Print all records exactly, pictures left out.

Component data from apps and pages
= Beginning of Section =

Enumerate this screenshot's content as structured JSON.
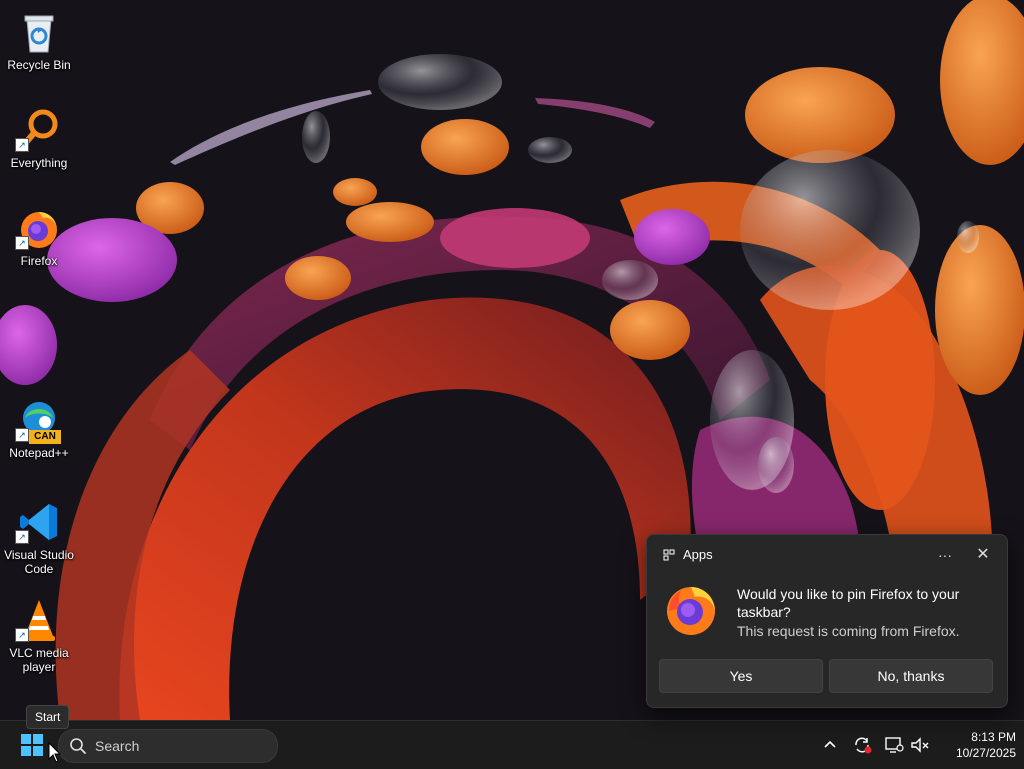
{
  "desktop": {
    "icons": [
      {
        "label": "Recycle Bin",
        "icon": "recycle-bin-icon"
      },
      {
        "label": "Everything",
        "icon": "everything-search-icon"
      },
      {
        "label": "Firefox",
        "icon": "firefox-icon"
      },
      {
        "label": "Notepad++",
        "icon": "notepad-plus-plus-icon",
        "badge": "CAN"
      },
      {
        "label": "Visual Studio Code",
        "icon": "vscode-icon"
      },
      {
        "label": "VLC media player",
        "icon": "vlc-icon"
      }
    ]
  },
  "tooltip": {
    "text": "Start"
  },
  "toast": {
    "app_name": "Apps",
    "more_glyph": "···",
    "close_glyph": "✕",
    "title": "Would you like to pin Firefox to your taskbar?",
    "subtitle": "This request is coming from Firefox.",
    "yes_label": "Yes",
    "no_label": "No, thanks"
  },
  "taskbar": {
    "search_placeholder": "Search",
    "tray_chevron": "^",
    "time": "8:13 PM",
    "date": "10/27/2025"
  },
  "colors": {
    "accent": "#0078d4",
    "taskbar_bg": "#1c1c1c",
    "toast_bg": "#272727"
  }
}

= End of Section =

* Reply to the exercise *
Enumerate this screenshot's content as structured JSON.
{
  "desktop": {
    "icons": [
      {
        "label": "Recycle Bin",
        "icon": "recycle-bin-icon"
      },
      {
        "label": "Everything",
        "icon": "everything-search-icon"
      },
      {
        "label": "Firefox",
        "icon": "firefox-icon"
      },
      {
        "label": "Notepad++",
        "icon": "notepad-plus-plus-icon",
        "badge": "CAN"
      },
      {
        "label": "Visual Studio Code",
        "icon": "vscode-icon"
      },
      {
        "label": "VLC media player",
        "icon": "vlc-icon"
      }
    ]
  },
  "tooltip": {
    "text": "Start"
  },
  "toast": {
    "app_name": "Apps",
    "more_glyph": "···",
    "close_glyph": "✕",
    "title": "Would you like to pin Firefox to your taskbar?",
    "subtitle": "This request is coming from Firefox.",
    "yes_label": "Yes",
    "no_label": "No, thanks"
  },
  "taskbar": {
    "search_placeholder": "Search",
    "tray_chevron": "^",
    "time": "8:13 PM",
    "date": "10/27/2025"
  },
  "colors": {
    "accent": "#0078d4",
    "taskbar_bg": "#1c1c1c",
    "toast_bg": "#272727"
  }
}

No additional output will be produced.